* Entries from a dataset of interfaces
——
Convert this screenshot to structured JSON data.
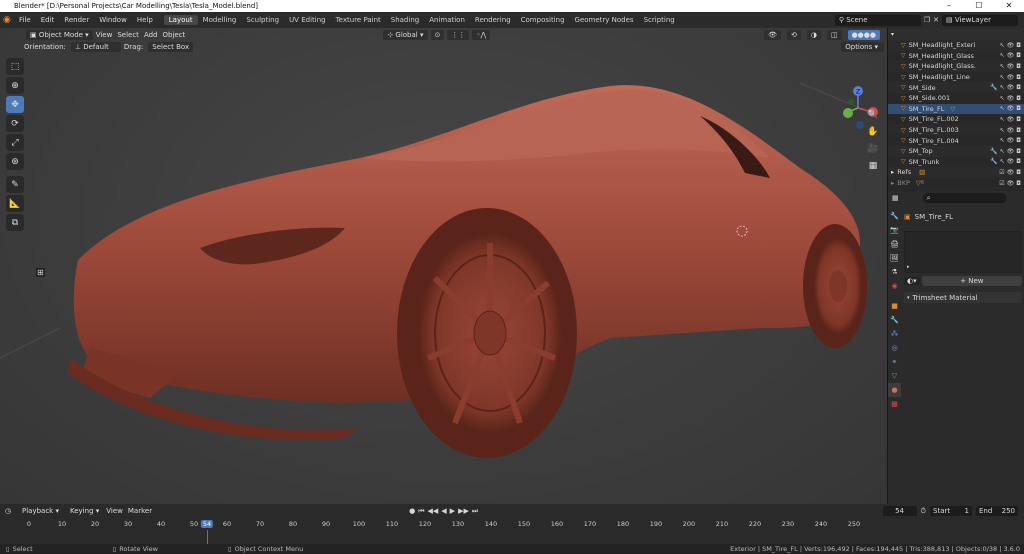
{
  "title": "Blender* [D:\\Personal Projects\\Car Modelling\\Tesla\\Tesla_Model.blend]",
  "window_controls": [
    "–",
    "☐",
    "✕"
  ],
  "menu": [
    "File",
    "Edit",
    "Render",
    "Window",
    "Help"
  ],
  "workspaces": [
    "Layout",
    "Modelling",
    "Sculpting",
    "UV Editing",
    "Texture Paint",
    "Shading",
    "Animation",
    "Rendering",
    "Compositing",
    "Geometry Nodes",
    "Scripting"
  ],
  "scene": {
    "label": "Scene",
    "view_layer": "ViewLayer"
  },
  "viewport": {
    "mode": "Object Mode",
    "view": "View",
    "select": "Select",
    "add": "Add",
    "object": "Object",
    "orientation": "Global",
    "options": "Options",
    "orientation_label": "Orientation:",
    "orientation_value": "Default",
    "drag_label": "Drag:",
    "drag_value": "Select Box"
  },
  "outliner": {
    "items": [
      {
        "name": "SM_Headlight_Exteri"
      },
      {
        "name": "SM_Headlight_Glass"
      },
      {
        "name": "SM_Headlight_Glass."
      },
      {
        "name": "SM_Headlight_Line"
      },
      {
        "name": "SM_Side"
      },
      {
        "name": "SM_Side.001"
      },
      {
        "name": "SM_Tire_FL"
      },
      {
        "name": "SM_Tire_FL.002"
      },
      {
        "name": "SM_Tire_FL.003"
      },
      {
        "name": "SM_Tire_FL.004"
      },
      {
        "name": "SM_Top"
      },
      {
        "name": "SM_Trunk"
      },
      {
        "name": "Refs"
      },
      {
        "name": "BKP"
      }
    ],
    "bkp_count": "6"
  },
  "properties": {
    "object_name": "SM_Tire_FL",
    "new_label": "New",
    "material_panel": "Trimsheet Material"
  },
  "timeline": {
    "playback": "Playback",
    "keying": "Keying",
    "view": "View",
    "marker": "Marker",
    "current_frame": "54",
    "start_label": "Start",
    "start": "1",
    "end_label": "End",
    "end": "250",
    "ticks": [
      "0",
      "10",
      "20",
      "30",
      "40",
      "50",
      "54",
      "60",
      "70",
      "80",
      "90",
      "100",
      "110",
      "120",
      "130",
      "140",
      "150",
      "160",
      "170",
      "180",
      "190",
      "200",
      "210",
      "220",
      "230",
      "240",
      "250"
    ]
  },
  "status": {
    "select": "Select",
    "rotate": "Rotate View",
    "context": "Object Context Menu",
    "info": "Exterior | SM_Tire_FL | Verts:196,492 | Faces:194,445 | Tris:388,813 | Objects:0/38 | 3.6.0"
  }
}
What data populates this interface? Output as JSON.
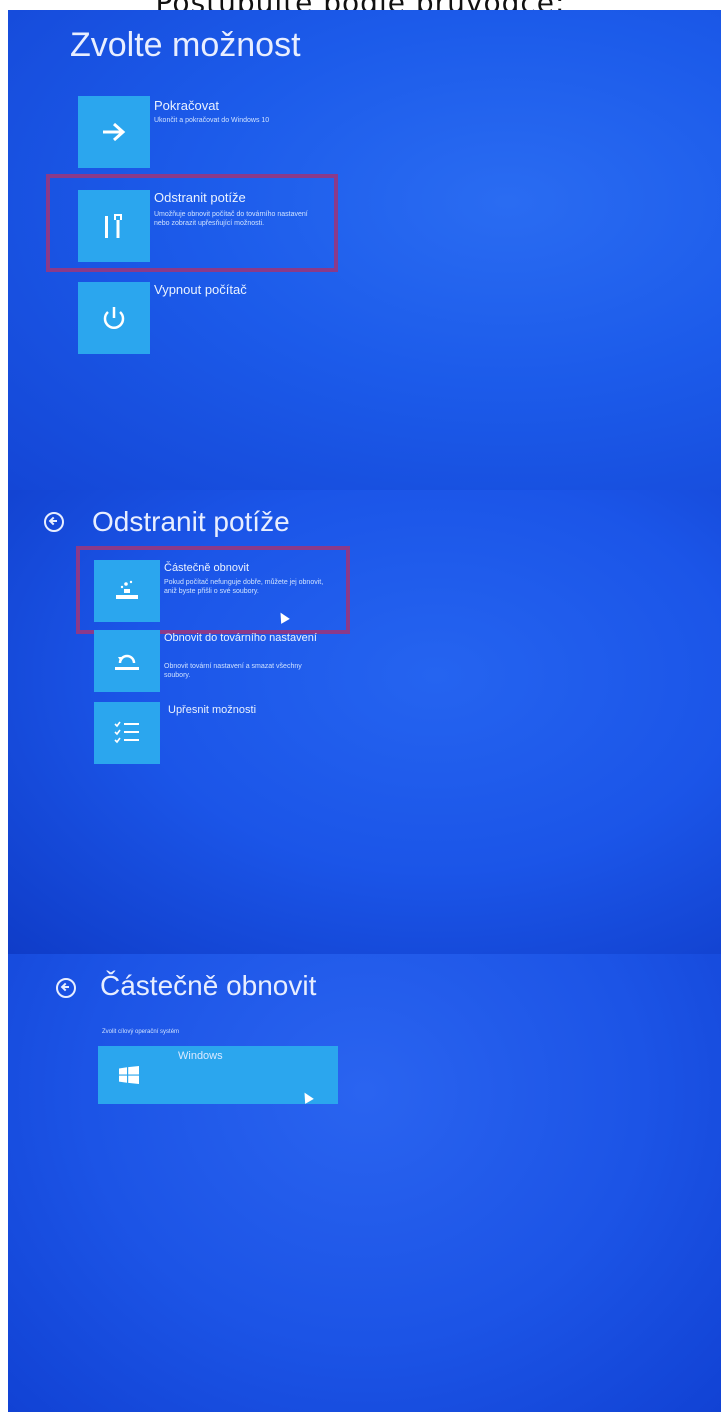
{
  "caption": "Postupujte podle průvodce:",
  "panel1": {
    "heading": "Zvolte možnost",
    "options": [
      {
        "title": "Pokračovat",
        "desc": "Ukončit a pokračovat do Windows 10",
        "icon": "arrow-right-icon"
      },
      {
        "title": "Odstranit potíže",
        "desc": "Umožňuje obnovit počítač do továrního nastavení nebo zobrazit upřesňující možnosti.",
        "icon": "tools-icon"
      },
      {
        "title": "Vypnout počítač",
        "desc": "",
        "icon": "power-icon"
      }
    ]
  },
  "panel2": {
    "heading": "Odstranit potíže",
    "options": [
      {
        "title": "Částečně obnovit",
        "desc": "Pokud počítač nefunguje dobře, můžete jej obnovit, aniž byste přišli o své soubory.",
        "icon": "refresh-icon"
      },
      {
        "title": "Obnovit do továrního nastavení",
        "desc": "Obnovit tovární nastavení a smazat všechny soubory.",
        "icon": "reset-icon"
      },
      {
        "title": "Upřesnit možnosti",
        "desc": "",
        "icon": "checklist-icon"
      }
    ]
  },
  "panel3": {
    "heading": "Částečně obnovit",
    "subtitle": "Zvolit cílový operační systém",
    "option": {
      "title": "Windows",
      "icon": "windows-logo-icon"
    }
  },
  "colors": {
    "tile": "#2ba6ee",
    "highlight": "#8a3a8a",
    "background": "#1b55e8"
  }
}
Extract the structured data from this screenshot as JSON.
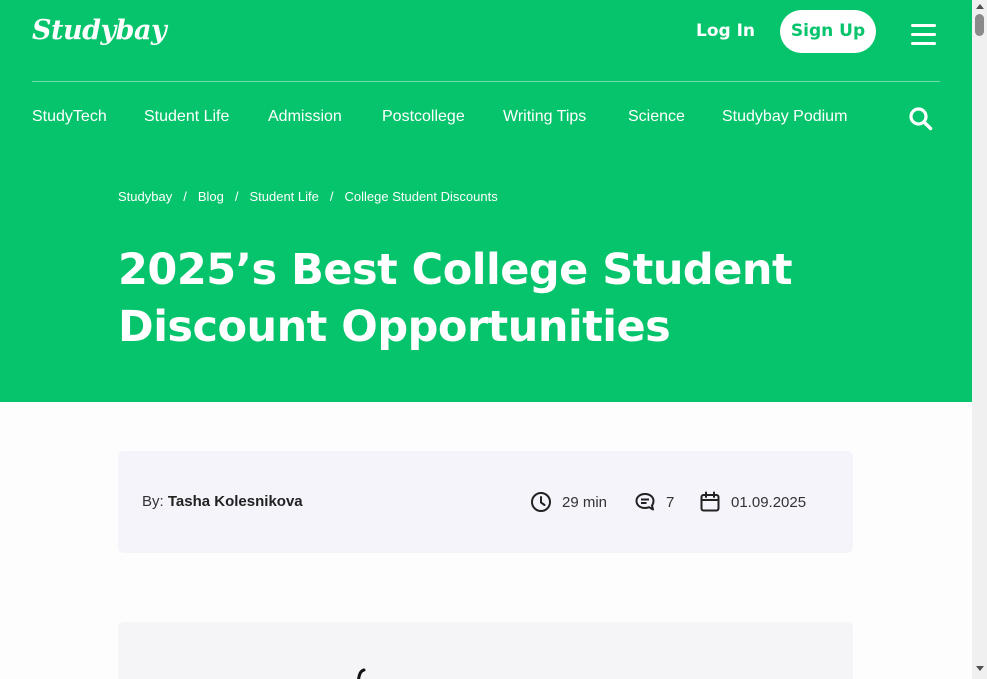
{
  "colors": {
    "brand_green": "#05c46b",
    "meta_bg": "#f4f4fa"
  },
  "header": {
    "logo": "Studybay",
    "login_label": "Log In",
    "signup_label": "Sign Up",
    "menu_icon": "hamburger-menu-icon"
  },
  "nav": {
    "items": [
      "StudyTech",
      "Student Life",
      "Admission",
      "Postcollege",
      "Writing Tips",
      "Science",
      "Studybay Podium"
    ],
    "search_icon": "search-icon"
  },
  "breadcrumb": {
    "items": [
      "Studybay",
      "Blog",
      "Student Life",
      "College Student Discounts"
    ],
    "separator": "/"
  },
  "article": {
    "title_line1": "2025’s Best College Student",
    "title_line2": "Discount Opportunities"
  },
  "meta": {
    "by_label": "By:",
    "author": "Tasha Kolesnikova",
    "read_time": "29 min",
    "comments": "7",
    "date": "01.09.2025",
    "icons": [
      "clock-icon",
      "comment-icon",
      "calendar-icon"
    ]
  }
}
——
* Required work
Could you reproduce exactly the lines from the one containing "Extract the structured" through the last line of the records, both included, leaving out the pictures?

* Exercise solution
Extract the structured data from this screenshot as JSON.
{
  "colors": {
    "brand_green": "#05c46b",
    "meta_bg": "#f4f4fa"
  },
  "header": {
    "logo": "Studybay",
    "login_label": "Log In",
    "signup_label": "Sign Up",
    "menu_icon": "hamburger-menu-icon"
  },
  "nav": {
    "items": [
      "StudyTech",
      "Student Life",
      "Admission",
      "Postcollege",
      "Writing Tips",
      "Science",
      "Studybay Podium"
    ],
    "search_icon": "search-icon"
  },
  "breadcrumb": {
    "items": [
      "Studybay",
      "Blog",
      "Student Life",
      "College Student Discounts"
    ],
    "separator": "/"
  },
  "article": {
    "title_line1": "2025’s Best College Student",
    "title_line2": "Discount Opportunities"
  },
  "meta": {
    "by_label": "By:",
    "author": "Tasha Kolesnikova",
    "read_time": "29 min",
    "comments": "7",
    "date": "01.09.2025",
    "icons": [
      "clock-icon",
      "comment-icon",
      "calendar-icon"
    ]
  }
}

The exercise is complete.